DIRECTIONS:
Here are some records; copy every line that holds the word "sady".
►
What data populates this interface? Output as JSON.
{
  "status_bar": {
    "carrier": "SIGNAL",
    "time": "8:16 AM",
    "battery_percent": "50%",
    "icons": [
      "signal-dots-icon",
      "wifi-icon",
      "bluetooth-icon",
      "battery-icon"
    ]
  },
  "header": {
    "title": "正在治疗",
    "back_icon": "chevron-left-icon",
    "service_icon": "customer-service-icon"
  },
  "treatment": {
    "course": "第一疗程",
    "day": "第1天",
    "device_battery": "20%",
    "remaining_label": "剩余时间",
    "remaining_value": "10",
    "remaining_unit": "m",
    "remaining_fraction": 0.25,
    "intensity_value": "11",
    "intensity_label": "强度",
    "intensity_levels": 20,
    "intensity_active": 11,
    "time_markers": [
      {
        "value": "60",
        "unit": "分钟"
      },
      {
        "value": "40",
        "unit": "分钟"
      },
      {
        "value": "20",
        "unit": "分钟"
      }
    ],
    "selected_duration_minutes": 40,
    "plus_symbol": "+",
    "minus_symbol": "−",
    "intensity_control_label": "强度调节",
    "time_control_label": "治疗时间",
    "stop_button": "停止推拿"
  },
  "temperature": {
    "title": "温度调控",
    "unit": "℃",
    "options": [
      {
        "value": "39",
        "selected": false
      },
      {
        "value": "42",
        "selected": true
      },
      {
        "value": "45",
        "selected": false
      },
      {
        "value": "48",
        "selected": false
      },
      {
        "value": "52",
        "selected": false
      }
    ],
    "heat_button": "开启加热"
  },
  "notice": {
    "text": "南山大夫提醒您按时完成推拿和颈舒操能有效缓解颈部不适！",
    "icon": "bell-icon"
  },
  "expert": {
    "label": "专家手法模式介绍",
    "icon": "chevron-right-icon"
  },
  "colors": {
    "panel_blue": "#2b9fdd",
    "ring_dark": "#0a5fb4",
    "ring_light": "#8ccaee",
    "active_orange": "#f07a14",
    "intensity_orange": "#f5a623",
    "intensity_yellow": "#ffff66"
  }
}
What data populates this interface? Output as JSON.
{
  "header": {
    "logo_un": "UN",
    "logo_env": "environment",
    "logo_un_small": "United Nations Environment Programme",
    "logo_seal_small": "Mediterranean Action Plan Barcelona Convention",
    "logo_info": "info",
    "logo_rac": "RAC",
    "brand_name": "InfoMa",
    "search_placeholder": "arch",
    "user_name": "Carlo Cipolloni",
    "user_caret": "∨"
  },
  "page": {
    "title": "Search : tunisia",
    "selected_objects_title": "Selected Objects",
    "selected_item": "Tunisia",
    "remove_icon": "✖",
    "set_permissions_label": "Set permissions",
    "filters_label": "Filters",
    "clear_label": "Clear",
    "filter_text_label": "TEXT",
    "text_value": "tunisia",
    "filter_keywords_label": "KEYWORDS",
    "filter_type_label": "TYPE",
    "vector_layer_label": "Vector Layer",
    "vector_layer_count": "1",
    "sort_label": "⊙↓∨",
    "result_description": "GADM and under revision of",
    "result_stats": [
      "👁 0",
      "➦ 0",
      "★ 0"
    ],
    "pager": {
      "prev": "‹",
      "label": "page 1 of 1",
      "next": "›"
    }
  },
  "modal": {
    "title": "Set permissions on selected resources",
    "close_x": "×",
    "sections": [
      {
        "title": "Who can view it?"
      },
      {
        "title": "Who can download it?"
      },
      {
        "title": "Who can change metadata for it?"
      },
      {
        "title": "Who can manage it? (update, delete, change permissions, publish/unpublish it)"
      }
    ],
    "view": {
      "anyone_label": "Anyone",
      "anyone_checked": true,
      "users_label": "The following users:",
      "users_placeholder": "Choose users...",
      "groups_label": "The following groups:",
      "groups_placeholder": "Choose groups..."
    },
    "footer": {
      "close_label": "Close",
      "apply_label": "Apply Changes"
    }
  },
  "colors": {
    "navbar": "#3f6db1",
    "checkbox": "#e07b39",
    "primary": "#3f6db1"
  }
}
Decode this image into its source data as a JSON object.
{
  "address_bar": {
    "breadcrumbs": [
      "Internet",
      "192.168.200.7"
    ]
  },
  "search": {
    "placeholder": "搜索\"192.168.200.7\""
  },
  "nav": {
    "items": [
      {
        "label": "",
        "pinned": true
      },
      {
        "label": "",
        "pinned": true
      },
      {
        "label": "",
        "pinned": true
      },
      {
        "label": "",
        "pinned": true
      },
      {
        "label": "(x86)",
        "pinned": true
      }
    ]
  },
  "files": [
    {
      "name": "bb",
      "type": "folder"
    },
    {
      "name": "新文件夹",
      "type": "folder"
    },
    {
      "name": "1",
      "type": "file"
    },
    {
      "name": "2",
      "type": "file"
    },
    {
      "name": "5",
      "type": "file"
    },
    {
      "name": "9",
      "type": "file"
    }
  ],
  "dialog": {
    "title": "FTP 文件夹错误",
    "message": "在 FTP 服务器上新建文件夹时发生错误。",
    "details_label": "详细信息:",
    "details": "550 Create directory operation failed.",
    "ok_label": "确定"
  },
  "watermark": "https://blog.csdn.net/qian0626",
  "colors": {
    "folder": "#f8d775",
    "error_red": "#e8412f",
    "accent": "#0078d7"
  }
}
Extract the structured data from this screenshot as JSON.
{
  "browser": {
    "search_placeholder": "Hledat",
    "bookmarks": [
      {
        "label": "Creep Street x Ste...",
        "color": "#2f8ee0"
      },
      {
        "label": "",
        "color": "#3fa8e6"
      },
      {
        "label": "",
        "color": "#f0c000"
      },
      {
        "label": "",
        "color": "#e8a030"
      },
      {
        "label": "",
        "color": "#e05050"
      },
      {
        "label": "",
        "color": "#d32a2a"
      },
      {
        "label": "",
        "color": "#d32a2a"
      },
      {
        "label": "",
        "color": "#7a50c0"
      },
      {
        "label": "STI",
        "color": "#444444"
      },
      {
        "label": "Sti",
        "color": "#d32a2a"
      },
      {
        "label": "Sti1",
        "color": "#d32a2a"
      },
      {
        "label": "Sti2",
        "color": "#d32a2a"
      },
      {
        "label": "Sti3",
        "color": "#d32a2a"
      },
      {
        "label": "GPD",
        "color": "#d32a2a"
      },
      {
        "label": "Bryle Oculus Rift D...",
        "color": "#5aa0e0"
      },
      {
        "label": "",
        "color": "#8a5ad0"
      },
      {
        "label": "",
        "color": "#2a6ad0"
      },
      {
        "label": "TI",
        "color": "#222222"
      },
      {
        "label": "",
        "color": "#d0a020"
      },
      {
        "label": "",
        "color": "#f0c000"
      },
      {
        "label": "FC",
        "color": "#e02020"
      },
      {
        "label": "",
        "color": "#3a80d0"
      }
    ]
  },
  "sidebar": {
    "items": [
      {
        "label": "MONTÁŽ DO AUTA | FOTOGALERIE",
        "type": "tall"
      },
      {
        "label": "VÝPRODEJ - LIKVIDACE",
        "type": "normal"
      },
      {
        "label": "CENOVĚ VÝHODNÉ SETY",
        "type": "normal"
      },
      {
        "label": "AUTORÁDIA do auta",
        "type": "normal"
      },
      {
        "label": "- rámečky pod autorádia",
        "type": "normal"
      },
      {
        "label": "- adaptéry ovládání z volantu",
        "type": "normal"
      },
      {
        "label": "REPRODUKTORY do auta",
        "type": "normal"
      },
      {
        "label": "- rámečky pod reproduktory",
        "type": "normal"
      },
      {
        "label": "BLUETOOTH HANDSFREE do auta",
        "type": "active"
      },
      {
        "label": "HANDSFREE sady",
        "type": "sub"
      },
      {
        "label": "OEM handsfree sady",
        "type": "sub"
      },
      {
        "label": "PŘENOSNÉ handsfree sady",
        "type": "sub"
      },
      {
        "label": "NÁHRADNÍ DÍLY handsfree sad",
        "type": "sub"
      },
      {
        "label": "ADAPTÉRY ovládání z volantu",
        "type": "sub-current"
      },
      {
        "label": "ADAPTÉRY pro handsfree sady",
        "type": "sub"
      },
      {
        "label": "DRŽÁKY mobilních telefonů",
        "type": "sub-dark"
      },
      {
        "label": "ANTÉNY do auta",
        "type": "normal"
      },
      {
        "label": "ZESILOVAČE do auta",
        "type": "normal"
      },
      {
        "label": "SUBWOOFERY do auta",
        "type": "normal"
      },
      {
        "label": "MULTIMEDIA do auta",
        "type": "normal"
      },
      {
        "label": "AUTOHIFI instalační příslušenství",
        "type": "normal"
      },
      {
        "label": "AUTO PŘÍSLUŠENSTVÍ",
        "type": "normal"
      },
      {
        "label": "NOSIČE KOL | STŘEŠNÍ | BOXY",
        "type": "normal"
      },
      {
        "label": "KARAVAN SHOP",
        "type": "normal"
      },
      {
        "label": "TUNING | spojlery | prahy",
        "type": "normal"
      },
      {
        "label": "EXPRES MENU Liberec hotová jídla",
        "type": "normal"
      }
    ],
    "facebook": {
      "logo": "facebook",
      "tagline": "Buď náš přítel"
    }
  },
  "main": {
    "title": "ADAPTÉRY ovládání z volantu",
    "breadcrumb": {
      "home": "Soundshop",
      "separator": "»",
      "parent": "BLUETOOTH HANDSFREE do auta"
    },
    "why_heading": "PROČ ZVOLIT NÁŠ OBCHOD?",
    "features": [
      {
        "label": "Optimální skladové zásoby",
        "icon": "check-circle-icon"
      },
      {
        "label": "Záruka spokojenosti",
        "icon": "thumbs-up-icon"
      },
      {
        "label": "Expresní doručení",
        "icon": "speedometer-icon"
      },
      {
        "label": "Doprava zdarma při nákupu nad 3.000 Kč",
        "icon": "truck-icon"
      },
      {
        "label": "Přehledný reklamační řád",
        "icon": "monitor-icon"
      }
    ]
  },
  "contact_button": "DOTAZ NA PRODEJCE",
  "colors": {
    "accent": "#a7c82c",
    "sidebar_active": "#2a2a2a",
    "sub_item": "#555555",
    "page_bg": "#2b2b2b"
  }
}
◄
YOUR SOLUTION:
        "label": "HANDSFREE sady",
        "label": "OEM handsfree sady",
        "label": "PŘENOSNÉ handsfree sady",
        "label": "ADAPTÉRY pro handsfree sady",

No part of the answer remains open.